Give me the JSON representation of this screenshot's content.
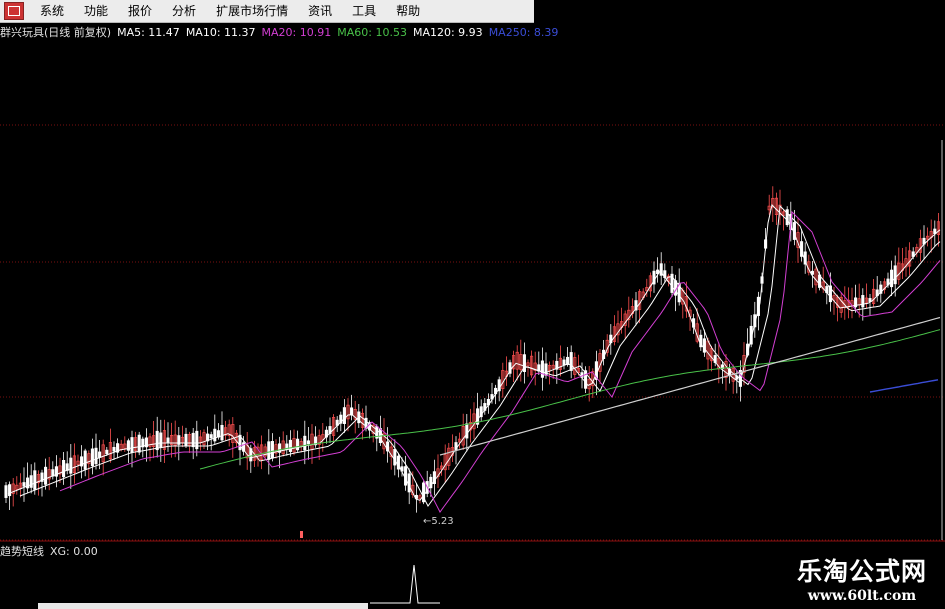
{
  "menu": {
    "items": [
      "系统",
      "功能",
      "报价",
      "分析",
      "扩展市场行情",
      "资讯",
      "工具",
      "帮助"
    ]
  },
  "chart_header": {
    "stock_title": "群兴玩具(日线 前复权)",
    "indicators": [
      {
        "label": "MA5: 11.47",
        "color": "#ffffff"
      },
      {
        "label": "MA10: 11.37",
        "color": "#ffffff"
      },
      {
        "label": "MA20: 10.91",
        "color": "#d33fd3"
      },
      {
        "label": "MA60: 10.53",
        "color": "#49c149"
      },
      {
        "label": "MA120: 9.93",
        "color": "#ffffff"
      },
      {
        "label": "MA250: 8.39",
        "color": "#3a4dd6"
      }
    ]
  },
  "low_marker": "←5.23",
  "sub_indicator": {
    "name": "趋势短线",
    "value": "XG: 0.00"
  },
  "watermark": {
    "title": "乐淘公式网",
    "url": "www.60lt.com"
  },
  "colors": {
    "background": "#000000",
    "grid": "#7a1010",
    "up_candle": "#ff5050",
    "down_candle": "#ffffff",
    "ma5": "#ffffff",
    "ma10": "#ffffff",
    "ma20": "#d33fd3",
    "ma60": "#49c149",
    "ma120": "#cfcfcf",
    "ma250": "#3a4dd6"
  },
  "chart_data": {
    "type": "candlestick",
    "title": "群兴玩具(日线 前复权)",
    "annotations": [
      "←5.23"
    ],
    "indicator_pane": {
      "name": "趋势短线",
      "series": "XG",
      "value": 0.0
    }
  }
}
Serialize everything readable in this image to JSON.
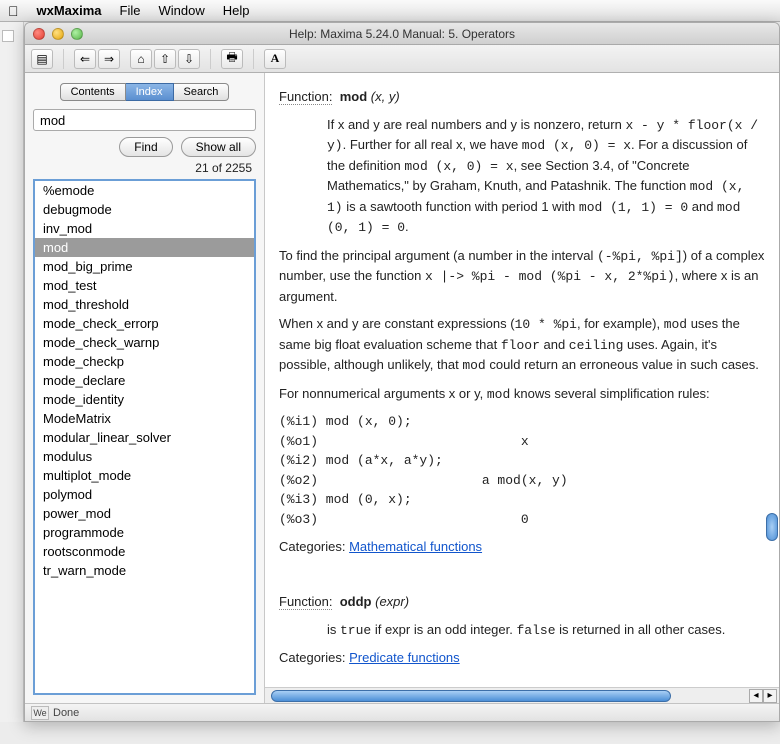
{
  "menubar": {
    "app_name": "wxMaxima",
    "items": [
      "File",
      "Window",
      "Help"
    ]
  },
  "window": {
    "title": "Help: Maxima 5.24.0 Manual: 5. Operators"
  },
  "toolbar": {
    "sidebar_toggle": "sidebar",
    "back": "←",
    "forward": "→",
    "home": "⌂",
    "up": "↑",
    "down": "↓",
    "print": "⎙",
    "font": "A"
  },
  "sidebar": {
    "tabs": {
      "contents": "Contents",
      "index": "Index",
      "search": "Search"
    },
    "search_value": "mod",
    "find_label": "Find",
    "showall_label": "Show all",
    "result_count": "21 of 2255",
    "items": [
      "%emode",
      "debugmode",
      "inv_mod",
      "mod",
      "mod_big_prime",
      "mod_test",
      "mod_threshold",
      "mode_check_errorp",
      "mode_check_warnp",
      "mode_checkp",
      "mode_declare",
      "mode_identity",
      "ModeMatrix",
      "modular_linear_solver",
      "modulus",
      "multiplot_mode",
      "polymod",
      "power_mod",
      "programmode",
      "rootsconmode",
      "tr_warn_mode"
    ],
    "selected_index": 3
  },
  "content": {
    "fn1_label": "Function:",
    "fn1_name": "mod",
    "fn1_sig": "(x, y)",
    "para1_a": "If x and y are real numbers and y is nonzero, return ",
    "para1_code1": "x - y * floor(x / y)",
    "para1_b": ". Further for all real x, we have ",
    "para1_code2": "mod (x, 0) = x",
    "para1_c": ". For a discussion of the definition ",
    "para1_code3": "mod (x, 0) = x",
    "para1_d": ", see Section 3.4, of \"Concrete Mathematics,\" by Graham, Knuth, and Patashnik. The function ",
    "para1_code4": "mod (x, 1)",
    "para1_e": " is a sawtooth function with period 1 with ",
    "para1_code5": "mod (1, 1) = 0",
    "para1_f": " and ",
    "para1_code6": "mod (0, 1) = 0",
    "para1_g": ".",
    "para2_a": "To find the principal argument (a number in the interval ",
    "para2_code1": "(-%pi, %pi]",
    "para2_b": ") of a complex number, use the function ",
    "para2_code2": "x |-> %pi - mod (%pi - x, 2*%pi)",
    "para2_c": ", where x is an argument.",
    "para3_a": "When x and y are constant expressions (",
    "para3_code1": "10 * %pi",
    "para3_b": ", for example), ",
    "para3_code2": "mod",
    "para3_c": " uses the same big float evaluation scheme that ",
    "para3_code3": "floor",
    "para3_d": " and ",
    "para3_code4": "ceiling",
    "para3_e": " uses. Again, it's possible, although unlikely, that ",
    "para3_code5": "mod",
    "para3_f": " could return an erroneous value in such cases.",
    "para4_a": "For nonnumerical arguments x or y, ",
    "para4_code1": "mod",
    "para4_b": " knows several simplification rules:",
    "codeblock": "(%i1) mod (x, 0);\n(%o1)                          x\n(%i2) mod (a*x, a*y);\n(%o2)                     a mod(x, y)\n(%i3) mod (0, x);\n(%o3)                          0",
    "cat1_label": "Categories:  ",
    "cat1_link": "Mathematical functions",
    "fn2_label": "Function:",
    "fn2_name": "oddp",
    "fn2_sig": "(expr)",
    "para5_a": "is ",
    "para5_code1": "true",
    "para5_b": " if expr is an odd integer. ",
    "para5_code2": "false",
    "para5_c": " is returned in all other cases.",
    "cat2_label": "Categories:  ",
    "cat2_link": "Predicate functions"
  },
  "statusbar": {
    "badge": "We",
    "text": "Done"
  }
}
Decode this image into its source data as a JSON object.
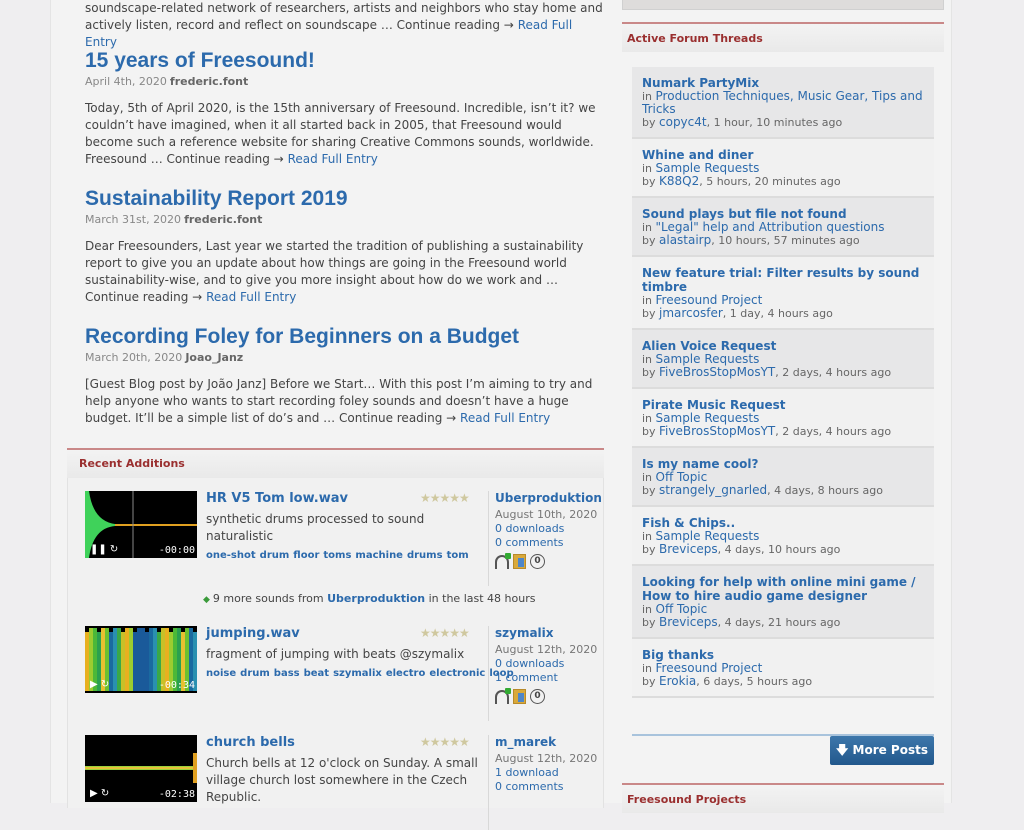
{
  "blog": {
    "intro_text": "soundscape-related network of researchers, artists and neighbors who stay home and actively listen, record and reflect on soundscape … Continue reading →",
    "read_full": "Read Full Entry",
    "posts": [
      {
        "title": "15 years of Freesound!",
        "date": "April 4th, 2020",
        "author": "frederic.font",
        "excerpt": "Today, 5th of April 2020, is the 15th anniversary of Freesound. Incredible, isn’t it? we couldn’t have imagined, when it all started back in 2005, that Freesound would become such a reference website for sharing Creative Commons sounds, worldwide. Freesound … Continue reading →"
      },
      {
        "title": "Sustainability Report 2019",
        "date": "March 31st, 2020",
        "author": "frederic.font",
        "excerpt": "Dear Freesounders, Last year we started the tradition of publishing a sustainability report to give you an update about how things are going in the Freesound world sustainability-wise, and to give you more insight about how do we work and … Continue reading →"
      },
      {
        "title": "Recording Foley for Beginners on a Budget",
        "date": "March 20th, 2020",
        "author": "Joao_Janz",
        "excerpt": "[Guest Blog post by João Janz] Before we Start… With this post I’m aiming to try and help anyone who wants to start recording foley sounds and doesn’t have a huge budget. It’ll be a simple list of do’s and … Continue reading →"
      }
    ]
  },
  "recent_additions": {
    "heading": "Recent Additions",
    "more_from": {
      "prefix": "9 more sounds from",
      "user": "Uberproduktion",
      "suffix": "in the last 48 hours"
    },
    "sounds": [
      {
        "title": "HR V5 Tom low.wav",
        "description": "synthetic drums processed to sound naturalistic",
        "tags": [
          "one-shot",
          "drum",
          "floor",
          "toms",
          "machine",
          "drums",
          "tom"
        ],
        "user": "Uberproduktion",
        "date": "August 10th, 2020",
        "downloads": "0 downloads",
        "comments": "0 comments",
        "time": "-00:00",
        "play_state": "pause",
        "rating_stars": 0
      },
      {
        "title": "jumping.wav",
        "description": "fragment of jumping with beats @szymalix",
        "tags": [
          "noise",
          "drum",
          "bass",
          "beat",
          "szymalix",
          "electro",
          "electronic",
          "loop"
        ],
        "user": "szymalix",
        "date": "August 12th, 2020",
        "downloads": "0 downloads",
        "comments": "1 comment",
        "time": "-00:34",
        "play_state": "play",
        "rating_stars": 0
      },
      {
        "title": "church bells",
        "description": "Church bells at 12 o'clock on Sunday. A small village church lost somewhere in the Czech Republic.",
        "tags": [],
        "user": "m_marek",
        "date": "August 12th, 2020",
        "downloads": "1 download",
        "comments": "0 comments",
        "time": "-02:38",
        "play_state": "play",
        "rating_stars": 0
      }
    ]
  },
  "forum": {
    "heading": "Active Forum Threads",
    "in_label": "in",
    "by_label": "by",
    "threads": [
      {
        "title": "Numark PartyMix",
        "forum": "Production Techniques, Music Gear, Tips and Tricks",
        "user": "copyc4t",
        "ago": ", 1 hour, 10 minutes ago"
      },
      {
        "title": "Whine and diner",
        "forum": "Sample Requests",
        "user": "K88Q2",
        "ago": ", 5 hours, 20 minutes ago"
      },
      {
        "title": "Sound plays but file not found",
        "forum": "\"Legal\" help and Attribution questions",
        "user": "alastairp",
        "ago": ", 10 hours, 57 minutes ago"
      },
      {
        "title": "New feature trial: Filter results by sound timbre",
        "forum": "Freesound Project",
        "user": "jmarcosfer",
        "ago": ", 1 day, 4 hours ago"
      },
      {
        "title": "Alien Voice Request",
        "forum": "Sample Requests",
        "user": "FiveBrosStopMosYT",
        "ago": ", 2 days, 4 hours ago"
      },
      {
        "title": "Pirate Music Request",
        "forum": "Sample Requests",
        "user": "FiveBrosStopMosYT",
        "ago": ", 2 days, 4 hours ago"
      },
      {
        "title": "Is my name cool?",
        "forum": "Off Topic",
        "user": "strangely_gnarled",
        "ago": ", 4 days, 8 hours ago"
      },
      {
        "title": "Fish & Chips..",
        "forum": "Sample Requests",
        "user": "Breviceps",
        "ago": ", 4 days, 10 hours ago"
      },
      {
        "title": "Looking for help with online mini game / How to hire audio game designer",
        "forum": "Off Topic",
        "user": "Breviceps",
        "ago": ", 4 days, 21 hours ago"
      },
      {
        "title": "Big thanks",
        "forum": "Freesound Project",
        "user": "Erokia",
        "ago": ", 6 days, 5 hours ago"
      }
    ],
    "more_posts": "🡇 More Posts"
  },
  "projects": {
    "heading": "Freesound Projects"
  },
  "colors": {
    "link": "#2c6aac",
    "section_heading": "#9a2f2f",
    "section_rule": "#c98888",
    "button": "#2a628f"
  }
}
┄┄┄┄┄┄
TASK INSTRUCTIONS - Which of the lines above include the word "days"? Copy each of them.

REPLY TO THE EXERCISE -
        "ago": ", 2 days, 4 hours ago"
        "ago": ", 2 days, 4 hours ago"
        "ago": ", 4 days, 8 hours ago"
        "ago": ", 4 days, 10 hours ago"
        "ago": ", 4 days, 21 hours ago"
        "ago": ", 6 days, 5 hours ago"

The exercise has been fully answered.